Thomasin McKenzie suddenly bursts into laughter. We’re only a few minutes into our conversation, but the sound of her mum and sister singing ‘Mamma Mia’ in another room is too much for the actor. It’s the house she has been in for three months solidly, the one in which the 21-year-old experienced the biggest moment of her career to date just weeks before.
It should have been the event that announced to the world that Thomasin McKenzie — as the star of British director Edgar Wright’s psychological thriller-meets-horror, Last Night in Soho — had most certainly arrived. But instead of standing on the red carpet at the Venice Film Festival — cameras flashing, cheeks aching, shoes pinching — McKenzie sat in her parents’ home in Wellington, New Zealand, some 11,500 miles away as the film premiered without her.
Because even as Europe opened up and everyone flew (or sailed) into Italy, McKenzie’s hometown remained in lockdown. ‘I would have really loved to be celebrating Last Night in Soho on such a grand stage,’ she says, just prior to the singing. ‘But I loved seeing the photos and the interviews. It looked like the whole team was feeling a lot of love, which made me happy.’ But did she feel sad: to sit and watch it happen without her? ‘Yeah, definitely,’ she nods. ‘The main thing for me is that I felt quite guilty to not fulfil my commitment to the film’.

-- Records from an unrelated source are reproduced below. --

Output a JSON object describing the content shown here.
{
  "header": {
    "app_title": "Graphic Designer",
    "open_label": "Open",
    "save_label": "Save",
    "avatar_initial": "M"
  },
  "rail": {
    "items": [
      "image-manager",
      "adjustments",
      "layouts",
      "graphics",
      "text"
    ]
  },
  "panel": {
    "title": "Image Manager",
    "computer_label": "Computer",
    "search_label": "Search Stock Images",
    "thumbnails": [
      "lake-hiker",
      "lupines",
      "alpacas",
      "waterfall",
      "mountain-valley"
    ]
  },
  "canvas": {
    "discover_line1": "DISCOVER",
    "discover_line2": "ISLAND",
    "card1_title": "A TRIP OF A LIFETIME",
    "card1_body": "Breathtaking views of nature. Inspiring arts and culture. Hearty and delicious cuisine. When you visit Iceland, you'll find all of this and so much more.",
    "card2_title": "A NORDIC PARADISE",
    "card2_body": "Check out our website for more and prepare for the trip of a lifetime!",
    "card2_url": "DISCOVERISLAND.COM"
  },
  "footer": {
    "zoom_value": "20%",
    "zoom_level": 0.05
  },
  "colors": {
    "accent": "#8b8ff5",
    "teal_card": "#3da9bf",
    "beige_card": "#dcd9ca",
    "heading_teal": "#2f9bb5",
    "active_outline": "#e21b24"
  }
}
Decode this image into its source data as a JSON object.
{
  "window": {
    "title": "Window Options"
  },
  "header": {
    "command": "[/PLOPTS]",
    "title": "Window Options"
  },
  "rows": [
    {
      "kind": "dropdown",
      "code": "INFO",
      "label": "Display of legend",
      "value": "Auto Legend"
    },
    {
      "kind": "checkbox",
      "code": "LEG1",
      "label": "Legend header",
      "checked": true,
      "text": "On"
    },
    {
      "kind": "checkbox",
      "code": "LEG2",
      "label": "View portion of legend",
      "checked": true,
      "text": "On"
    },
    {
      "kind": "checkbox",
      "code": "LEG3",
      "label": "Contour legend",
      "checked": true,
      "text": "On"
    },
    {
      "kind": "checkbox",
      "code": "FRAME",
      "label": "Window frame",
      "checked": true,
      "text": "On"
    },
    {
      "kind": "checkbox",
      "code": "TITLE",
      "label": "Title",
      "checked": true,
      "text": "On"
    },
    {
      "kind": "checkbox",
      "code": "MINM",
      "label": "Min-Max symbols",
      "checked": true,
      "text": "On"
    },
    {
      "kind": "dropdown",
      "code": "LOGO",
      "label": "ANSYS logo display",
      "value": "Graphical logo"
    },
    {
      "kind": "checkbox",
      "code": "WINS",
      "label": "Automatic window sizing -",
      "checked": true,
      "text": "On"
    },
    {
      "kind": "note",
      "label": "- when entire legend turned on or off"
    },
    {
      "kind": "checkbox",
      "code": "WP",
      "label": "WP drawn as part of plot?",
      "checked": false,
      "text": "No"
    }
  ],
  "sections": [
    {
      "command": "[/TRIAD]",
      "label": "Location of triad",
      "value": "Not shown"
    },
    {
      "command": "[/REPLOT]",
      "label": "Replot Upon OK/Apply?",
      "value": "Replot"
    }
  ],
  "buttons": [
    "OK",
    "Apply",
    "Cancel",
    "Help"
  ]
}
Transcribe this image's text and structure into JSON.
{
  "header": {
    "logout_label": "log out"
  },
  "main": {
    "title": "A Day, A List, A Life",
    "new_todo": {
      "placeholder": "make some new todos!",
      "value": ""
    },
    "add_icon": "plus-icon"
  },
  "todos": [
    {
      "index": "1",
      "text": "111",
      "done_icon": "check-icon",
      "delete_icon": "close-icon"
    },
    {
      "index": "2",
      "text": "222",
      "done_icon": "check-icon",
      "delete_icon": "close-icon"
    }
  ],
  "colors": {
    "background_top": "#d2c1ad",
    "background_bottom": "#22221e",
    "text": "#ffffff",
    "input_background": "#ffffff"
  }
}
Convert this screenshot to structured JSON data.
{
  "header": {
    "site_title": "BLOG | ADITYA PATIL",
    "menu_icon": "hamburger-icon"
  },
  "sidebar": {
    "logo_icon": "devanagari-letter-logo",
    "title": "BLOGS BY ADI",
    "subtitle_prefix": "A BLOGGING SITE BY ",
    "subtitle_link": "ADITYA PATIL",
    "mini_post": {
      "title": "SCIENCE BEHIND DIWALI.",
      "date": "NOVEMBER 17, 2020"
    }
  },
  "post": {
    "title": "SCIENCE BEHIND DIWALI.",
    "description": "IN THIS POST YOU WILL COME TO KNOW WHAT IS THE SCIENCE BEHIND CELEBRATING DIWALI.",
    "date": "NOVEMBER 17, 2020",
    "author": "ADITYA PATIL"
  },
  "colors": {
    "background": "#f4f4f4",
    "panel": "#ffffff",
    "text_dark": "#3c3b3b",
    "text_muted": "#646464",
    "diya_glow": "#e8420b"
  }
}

Though McKenzie understandably describes watching on as ‘bittersweet’, it’s clear that being at home for an extended period — as she has been since wrapping on the BBC adaptation of the Kate Atkinson novel Life After Life in mid-July — is a rare treat for the actor. And as also becomes clear when we talk, the life she lives at home is somehow even more of a rarity.